• **Requirement**
From the first line to the last, print the listing exactly.

Segment Start: Material for the task

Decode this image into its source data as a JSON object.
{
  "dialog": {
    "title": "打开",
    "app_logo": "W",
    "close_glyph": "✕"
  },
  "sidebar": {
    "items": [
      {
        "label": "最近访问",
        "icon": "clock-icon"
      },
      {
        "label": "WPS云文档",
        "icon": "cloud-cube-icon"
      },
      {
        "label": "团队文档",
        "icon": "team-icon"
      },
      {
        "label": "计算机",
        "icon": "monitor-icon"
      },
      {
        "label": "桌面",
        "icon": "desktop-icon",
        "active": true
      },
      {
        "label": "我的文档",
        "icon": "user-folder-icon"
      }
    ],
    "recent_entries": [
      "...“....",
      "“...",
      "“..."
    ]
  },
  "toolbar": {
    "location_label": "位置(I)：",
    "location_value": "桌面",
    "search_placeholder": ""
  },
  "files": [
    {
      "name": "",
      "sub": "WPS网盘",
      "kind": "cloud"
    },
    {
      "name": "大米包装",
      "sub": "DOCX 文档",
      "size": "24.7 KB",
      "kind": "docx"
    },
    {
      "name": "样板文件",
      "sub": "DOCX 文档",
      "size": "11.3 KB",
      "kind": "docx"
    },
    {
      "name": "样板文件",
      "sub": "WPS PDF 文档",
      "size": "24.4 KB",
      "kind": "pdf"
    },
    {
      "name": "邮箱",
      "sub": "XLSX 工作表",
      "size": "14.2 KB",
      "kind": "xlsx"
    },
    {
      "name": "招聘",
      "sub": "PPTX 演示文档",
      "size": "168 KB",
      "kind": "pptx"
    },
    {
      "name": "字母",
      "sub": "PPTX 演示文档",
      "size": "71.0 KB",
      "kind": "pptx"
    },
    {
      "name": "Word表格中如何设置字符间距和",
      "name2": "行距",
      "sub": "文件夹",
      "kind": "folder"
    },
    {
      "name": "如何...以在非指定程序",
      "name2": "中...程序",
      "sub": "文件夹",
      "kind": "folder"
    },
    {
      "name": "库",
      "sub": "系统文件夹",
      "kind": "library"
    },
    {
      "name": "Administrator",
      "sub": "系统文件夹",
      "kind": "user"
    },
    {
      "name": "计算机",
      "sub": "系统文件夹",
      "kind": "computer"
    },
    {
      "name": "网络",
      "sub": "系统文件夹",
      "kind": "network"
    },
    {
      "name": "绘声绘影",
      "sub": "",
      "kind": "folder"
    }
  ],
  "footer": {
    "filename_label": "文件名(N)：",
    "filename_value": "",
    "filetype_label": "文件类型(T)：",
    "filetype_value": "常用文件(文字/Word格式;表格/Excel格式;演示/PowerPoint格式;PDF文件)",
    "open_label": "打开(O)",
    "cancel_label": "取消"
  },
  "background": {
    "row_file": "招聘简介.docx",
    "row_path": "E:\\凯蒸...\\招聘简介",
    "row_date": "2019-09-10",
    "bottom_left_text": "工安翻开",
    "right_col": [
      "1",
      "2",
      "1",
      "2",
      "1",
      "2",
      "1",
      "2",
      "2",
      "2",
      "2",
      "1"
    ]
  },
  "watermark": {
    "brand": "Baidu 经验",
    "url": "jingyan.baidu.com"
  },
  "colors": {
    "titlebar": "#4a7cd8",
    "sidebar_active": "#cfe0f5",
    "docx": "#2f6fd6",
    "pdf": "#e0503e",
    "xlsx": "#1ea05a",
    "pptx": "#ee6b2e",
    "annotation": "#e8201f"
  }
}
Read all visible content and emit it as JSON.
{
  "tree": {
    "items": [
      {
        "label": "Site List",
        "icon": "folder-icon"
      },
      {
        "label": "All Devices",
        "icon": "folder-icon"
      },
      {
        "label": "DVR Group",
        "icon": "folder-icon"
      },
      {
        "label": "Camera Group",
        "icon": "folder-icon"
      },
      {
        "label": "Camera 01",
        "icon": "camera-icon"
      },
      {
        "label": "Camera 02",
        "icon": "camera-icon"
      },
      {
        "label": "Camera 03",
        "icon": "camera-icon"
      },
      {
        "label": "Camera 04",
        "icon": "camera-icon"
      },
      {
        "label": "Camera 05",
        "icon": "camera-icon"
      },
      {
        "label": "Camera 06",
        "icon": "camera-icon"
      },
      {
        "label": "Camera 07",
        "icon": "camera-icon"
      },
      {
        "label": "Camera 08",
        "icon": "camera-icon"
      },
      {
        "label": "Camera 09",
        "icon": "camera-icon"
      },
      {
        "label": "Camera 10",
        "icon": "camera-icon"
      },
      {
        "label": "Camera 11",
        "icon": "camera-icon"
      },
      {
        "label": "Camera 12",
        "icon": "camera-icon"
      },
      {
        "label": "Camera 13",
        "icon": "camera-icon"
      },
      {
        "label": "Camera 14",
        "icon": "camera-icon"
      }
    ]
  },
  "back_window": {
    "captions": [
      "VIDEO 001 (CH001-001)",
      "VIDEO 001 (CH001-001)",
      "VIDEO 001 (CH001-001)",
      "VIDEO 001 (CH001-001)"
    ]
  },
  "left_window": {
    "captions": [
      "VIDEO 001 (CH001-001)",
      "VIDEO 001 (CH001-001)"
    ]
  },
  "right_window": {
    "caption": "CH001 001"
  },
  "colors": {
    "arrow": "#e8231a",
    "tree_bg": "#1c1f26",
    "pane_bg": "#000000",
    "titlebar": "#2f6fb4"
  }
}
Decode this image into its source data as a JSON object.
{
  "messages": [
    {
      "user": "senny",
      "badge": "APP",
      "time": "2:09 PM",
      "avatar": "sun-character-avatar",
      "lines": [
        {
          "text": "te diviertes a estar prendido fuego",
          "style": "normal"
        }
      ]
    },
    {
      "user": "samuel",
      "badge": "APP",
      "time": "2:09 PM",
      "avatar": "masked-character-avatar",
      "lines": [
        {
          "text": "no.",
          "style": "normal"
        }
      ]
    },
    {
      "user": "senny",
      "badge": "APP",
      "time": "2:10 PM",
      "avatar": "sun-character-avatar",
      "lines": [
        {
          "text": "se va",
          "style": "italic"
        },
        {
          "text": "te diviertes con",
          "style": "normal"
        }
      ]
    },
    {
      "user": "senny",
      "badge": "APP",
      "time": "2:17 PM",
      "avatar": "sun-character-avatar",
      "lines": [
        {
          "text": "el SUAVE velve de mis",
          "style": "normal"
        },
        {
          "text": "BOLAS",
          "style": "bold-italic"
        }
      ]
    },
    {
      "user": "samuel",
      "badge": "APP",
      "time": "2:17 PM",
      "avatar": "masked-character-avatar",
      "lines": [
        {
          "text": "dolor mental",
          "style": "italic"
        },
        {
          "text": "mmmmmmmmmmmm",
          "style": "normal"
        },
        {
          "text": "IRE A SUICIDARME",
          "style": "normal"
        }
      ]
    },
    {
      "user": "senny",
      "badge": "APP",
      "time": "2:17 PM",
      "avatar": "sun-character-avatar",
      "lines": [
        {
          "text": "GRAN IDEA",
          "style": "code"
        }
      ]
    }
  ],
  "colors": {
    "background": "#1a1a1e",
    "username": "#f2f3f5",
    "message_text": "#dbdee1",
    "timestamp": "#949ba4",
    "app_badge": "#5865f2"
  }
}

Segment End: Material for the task

• **Written solution**
Decode this image into its source data as a JSON object.
{
  "dialog": {
    "title": "打开",
    "app_logo": "W",
    "close_glyph": "✕"
  },
  "sidebar": {
    "items": [
      {
        "label": "最近访问",
        "icon": "clock-icon"
      },
      {
        "label": "WPS云文档",
        "icon": "cloud-cube-icon"
      },
      {
        "label": "团队文档",
        "icon": "team-icon"
      },
      {
        "label": "计算机",
        "icon": "monitor-icon"
      },
      {
        "label": "桌面",
        "icon": "desktop-icon",
        "active": true
      },
      {
        "label": "我的文档",
        "icon": "user-folder-icon"
      }
    ],
    "recent_entries": [
      "...“....",
      "“...",
      "“..."
    ]
  },
  "toolbar": {
    "location_label": "位置(I)：",
    "location_value": "桌面",
    "search_placeholder": ""
  },
  "files": [
    {
      "name": "",
      "sub": "WPS网盘",
      "kind": "cloud"
    },
    {
      "name": "大米包装",
      "sub": "DOCX 文档",
      "size": "24.7 KB",
      "kind": "docx"
    },
    {
      "name": "样板文件",
      "sub": "DOCX 文档",
      "size": "11.3 KB",
      "kind": "docx"
    },
    {
      "name": "样板文件",
      "sub": "WPS PDF 文档",
      "size": "24.4 KB",
      "kind": "pdf"
    },
    {
      "name": "邮箱",
      "sub": "XLSX 工作表",
      "size": "14.2 KB",
      "kind": "xlsx"
    },
    {
      "name": "招聘",
      "sub": "PPTX 演示文档",
      "size": "168 KB",
      "kind": "pptx"
    },
    {
      "name": "字母",
      "sub": "PPTX 演示文档",
      "size": "71.0 KB",
      "kind": "pptx"
    },
    {
      "name": "Word表格中如何设置字符间距和",
      "name2": "行距",
      "sub": "文件夹",
      "kind": "folder"
    },
    {
      "name": "如何...以在非指定程序",
      "name2": "中...程序",
      "sub": "文件夹",
      "kind": "folder"
    },
    {
      "name": "库",
      "sub": "系统文件夹",
      "kind": "library"
    },
    {
      "name": "Administrator",
      "sub": "系统文件夹",
      "kind": "user"
    },
    {
      "name": "计算机",
      "sub": "系统文件夹",
      "kind": "computer"
    },
    {
      "name": "网络",
      "sub": "系统文件夹",
      "kind": "network"
    },
    {
      "name": "绘声绘影",
      "sub": "",
      "kind": "folder"
    }
  ],
  "footer": {
    "filename_label": "文件名(N)：",
    "filename_value": "",
    "filetype_label": "文件类型(T)：",
    "filetype_value": "常用文件(文字/Word格式;表格/Excel格式;演示/PowerPoint格式;PDF文件)",
    "open_label": "打开(O)",
    "cancel_label": "取消"
  },
  "background": {
    "row_file": "招聘简介.docx",
    "row_path": "E:\\凯蒸...\\招聘简介",
    "row_date": "2019-09-10",
    "bottom_left_text": "工安翻开",
    "right_col": [
      "1",
      "2",
      "1",
      "2",
      "1",
      "2",
      "1",
      "2",
      "2",
      "2",
      "2",
      "1"
    ]
  },
  "watermark": {
    "brand": "Baidu 经验",
    "url": "jingyan.baidu.com"
  },
  "colors": {
    "titlebar": "#4a7cd8",
    "sidebar_active": "#cfe0f5",
    "docx": "#2f6fd6",
    "pdf": "#e0503e",
    "xlsx": "#1ea05a",
    "pptx": "#ee6b2e",
    "annotation": "#e8201f"
  }
}
Read all visible content and emit it as JSON.
{
  "tree": {
    "items": [
      {
        "label": "Site List",
        "icon": "folder-icon"
      },
      {
        "label": "All Devices",
        "icon": "folder-icon"
      },
      {
        "label": "DVR Group",
        "icon": "folder-icon"
      },
      {
        "label": "Camera Group",
        "icon": "folder-icon"
      },
      {
        "label": "Camera 01",
        "icon": "camera-icon"
      },
      {
        "label": "Camera 02",
        "icon": "camera-icon"
      },
      {
        "label": "Camera 03",
        "icon": "camera-icon"
      },
      {
        "label": "Camera 04",
        "icon": "camera-icon"
      },
      {
        "label": "Camera 05",
        "icon": "camera-icon"
      },
      {
        "label": "Camera 06",
        "icon": "camera-icon"
      },
      {
        "label": "Camera 07",
        "icon": "camera-icon"
      },
      {
        "label": "Camera 08",
        "icon": "camera-icon"
      },
      {
        "label": "Camera 09",
        "icon": "camera-icon"
      },
      {
        "label": "Camera 10",
        "icon": "camera-icon"
      },
      {
        "label": "Camera 11",
        "icon": "camera-icon"
      },
      {
        "label": "Camera 12",
        "icon": "camera-icon"
      },
      {
        "label": "Camera 13",
        "icon": "camera-icon"
      },
      {
        "label": "Camera 14",
        "icon": "camera-icon"
      }
    ]
  },
  "back_window": {
    "captions": [
      "VIDEO 001 (CH001-001)",
      "VIDEO 001 (CH001-001)",
      "VIDEO 001 (CH001-001)",
      "VIDEO 001 (CH001-001)"
    ]
  },
  "left_window": {
    "captions": [
      "VIDEO 001 (CH001-001)",
      "VIDEO 001 (CH001-001)"
    ]
  },
  "right_window": {
    "caption": "CH001 001"
  },
  "colors": {
    "arrow": "#e8231a",
    "tree_bg": "#1c1f26",
    "pane_bg": "#000000",
    "titlebar": "#2f6fb4"
  }
}
Decode this image into its source data as a JSON object.
{
  "messages": [
    {
      "user": "senny",
      "badge": "APP",
      "time": "2:09 PM",
      "avatar": "sun-character-avatar",
      "lines": [
        {
          "text": "te diviertes a estar prendido fuego",
          "style": "normal"
        }
      ]
    },
    {
      "user": "samuel",
      "badge": "APP",
      "time": "2:09 PM",
      "avatar": "masked-character-avatar",
      "lines": [
        {
          "text": "no.",
          "style": "normal"
        }
      ]
    },
    {
      "user": "senny",
      "badge": "APP",
      "time": "2:10 PM",
      "avatar": "sun-character-avatar",
      "lines": [
        {
          "text": "se va",
          "style": "italic"
        },
        {
          "text": "te diviertes con",
          "style": "normal"
        }
      ]
    },
    {
      "user": "senny",
      "badge": "APP",
      "time": "2:17 PM",
      "avatar": "sun-character-avatar",
      "lines": [
        {
          "text": "el SUAVE velve de mis",
          "style": "normal"
        },
        {
          "text": "BOLAS",
          "style": "bold-italic"
        }
      ]
    },
    {
      "user": "samuel",
      "badge": "APP",
      "time": "2:17 PM",
      "avatar": "masked-character-avatar",
      "lines": [
        {
          "text": "dolor mental",
          "style": "italic"
        },
        {
          "text": "mmmmmmmmmmmm",
          "style": "normal"
        },
        {
          "text": "IRE A SUICIDARME",
          "style": "normal"
        }
      ]
    },
    {
      "user": "senny",
      "badge": "APP",
      "time": "2:17 PM",
      "avatar": "sun-character-avatar",
      "lines": [
        {
          "text": "GRAN IDEA",
          "style": "code"
        }
      ]
    }
  ],
  "colors": {
    "background": "#1a1a1e",
    "username": "#f2f3f5",
    "message_text": "#dbdee1",
    "timestamp": "#949ba4",
    "app_badge": "#5865f2"
  }
}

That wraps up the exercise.